In a recent review of the 2018 Buick Regal GS, Brian Harper of Driving stated that the sporty model feels underpowered and overweight. We thoroughly enjoyed our time driving the Regal GS, and felt compelled to chime in on the dialogue, if for nothing else than to do some fact-checking. What we found is that actual numbers tell a very different story than that of the review.
The Weight Myth
One of the review’s biggest critiques of the new Buick Regal GS is its weight. Harper refers to it as “SUV heavy”. We did some digging, and found that it tips the scales roughly in the middle of its competitive set (see the chart below).
Harper adds that the Regal GS goes, but “it doesn’t go with that verve that you would like a good, sporty four-door to achieve.” That’s where we bring out the power-to-weight ratio comparison – a more telling metric of how a vehicle would perform in the real world.
After doing some number crunching, we have discovered that the Regal GS – which is powered by the 3.6L V6 LGX engine making 310 horsepower – has one of the best power-to-weight ratios in its class. In fact, the Regal GS has a better power-to-weight ratio than the Audi A5 Sportback, BMW 330i GT and BMW 340i GT, Kia Stinger 2.0T, and the Acura TLX.
Let’s take a closer look at the Audi: it’s about 100 pounds lighter than the Regal, but it also has 60 less horsepower to work with from its 2.0-liter four-cylinder engine, which makes 252 horses and 273 pound-feet of torque. The result is that the Audi has a lower (worse) power-to-weight ratio than the Buick. And that’s not to mention the fact that the starting price of the A5 Sportback is $3,575 higher than that of the very well-equipped (if not loaded) Regal GS.
|Vehicle||Curb Weight (Pounds)||Peak Power (hp)||Power-To-Weight Ratio|
|2018 Buick Regal GS:||3,796||310||0.081|
|2018 Audi A5 Sportback:||3,704||252||0.068|
|2018 Audi S5 Sportback:||3,924||354||0.090|
|2018 BMW 330i GT:||3,648||248||0.067|
|2018 BMW 340i GT:||4,012||320||0.079|
|2018 Kia Stinger 2.0T:||3,611||255||0.070|
|2018 Kia Stinger 3.3TT:||3,829||365||0.095|
|2018 Lexus IS 350 F-Sport:||3,595||311||0.086|
|2018 Acura TLX A-Spec:||3,804||290||0.076|
All told, the Regal GS isn’t all that much heavier than its rivals, it doesn’t lag behind on the power ratings, and it certainly enjoys a much more favorable power-to-weight ratio than one would conclude by watching the review. In fact, the Regal GS has a better power-to-weight ratio than the lauded BMW 340i GT, which we imagine is one of the vehicles Harper is referring to when referencing “some really good German cars”.
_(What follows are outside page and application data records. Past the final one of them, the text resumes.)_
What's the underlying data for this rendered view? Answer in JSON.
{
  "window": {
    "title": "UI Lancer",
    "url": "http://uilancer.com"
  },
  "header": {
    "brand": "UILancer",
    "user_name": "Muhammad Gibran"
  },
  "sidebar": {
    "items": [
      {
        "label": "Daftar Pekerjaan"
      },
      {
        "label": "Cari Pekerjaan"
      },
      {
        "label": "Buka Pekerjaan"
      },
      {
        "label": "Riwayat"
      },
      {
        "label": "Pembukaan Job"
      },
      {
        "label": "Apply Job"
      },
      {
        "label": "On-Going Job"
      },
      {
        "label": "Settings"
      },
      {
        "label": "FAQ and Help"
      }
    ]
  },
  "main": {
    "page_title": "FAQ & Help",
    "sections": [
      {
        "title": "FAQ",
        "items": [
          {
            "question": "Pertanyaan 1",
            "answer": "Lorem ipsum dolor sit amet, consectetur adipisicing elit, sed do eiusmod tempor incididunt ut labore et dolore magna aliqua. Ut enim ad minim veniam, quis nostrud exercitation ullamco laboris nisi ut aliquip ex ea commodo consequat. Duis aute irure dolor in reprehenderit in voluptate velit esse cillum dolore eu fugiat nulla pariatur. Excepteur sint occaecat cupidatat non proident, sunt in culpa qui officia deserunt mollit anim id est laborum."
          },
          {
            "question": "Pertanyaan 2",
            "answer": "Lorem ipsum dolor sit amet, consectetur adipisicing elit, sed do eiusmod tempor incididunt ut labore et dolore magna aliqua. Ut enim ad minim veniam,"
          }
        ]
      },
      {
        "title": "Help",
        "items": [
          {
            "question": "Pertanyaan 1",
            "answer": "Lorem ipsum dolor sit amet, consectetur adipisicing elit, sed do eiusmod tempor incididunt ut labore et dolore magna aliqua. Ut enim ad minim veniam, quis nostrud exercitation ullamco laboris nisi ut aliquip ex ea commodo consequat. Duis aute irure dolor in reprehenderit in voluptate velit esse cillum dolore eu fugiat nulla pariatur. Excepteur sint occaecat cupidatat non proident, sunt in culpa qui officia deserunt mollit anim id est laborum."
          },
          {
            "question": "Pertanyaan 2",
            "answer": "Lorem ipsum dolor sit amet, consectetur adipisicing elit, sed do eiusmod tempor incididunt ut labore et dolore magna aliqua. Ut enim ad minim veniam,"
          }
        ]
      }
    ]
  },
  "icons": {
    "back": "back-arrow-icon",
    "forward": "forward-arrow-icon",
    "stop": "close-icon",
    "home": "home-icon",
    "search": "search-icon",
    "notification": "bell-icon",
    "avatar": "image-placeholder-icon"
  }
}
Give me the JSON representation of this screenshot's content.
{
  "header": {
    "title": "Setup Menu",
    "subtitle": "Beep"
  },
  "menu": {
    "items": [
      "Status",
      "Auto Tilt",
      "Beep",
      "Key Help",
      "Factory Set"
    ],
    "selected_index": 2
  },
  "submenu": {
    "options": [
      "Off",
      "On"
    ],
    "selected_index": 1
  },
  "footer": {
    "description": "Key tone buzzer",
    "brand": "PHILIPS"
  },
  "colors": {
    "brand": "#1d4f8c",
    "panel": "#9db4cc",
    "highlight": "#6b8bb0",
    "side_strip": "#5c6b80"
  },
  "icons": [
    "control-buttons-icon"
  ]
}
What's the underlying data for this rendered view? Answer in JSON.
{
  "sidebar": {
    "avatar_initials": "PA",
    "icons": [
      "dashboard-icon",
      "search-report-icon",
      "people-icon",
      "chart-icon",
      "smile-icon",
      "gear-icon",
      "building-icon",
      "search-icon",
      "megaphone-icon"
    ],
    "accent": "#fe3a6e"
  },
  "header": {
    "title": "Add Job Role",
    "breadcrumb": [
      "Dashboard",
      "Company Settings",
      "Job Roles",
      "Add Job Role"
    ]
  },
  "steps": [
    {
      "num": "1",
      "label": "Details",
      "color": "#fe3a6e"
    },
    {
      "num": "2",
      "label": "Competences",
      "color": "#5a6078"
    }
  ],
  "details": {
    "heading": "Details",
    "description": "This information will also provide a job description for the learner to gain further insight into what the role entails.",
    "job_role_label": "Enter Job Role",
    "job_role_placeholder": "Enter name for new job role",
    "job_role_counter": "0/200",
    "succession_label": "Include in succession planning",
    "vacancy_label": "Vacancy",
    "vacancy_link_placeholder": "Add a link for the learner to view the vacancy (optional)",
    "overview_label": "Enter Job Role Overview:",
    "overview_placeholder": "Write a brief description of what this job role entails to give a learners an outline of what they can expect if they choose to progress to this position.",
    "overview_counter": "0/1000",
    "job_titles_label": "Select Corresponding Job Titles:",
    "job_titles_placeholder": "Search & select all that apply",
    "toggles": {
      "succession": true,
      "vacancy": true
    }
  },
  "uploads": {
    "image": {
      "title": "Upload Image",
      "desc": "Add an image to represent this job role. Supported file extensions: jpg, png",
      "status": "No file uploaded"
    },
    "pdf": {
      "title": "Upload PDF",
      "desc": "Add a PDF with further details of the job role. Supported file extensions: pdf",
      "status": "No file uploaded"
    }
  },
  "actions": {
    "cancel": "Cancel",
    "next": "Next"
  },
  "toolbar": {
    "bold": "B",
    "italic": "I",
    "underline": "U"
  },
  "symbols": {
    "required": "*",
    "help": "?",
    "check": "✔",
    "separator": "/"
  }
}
It’s also not mentioned that the 2018 Buick Regal GS is also a full size class larger than most of the other vehicles mentioned in the comparison, especially the ones from BMW, Audi, and Lexus.
That said, “on paper” metrics such as engine output, curb weight, and power-to-weight ratios certainly don’t tell the whole story, especially the one about how one feels when behind the wheel. Even so, we don’t think the Regal GS is as bad as the review suggests.
“Merely Pretty Good”
Harper’s criticism of the Buick Regal GS boils down to this: the car “could have been so much better; instead it’s merely pretty good”.
And that’s a statement with which we ultimately can’t agree. That line of thinking ultimately misses the point of what the Regal GS aims to accomplish. The car is a play to make a solid premium-level vehicle that’s also fun to drive… not to make an outright performance car. So even if it’s not as good as some luxury vehicles, that’s ok – because the Buick is significantly less expensive while offering so much more. If we were talking about a Cadillac, then this would be a different narrative.
Go ahead and hit play to see the review for yourself and tell us what your take is on the review.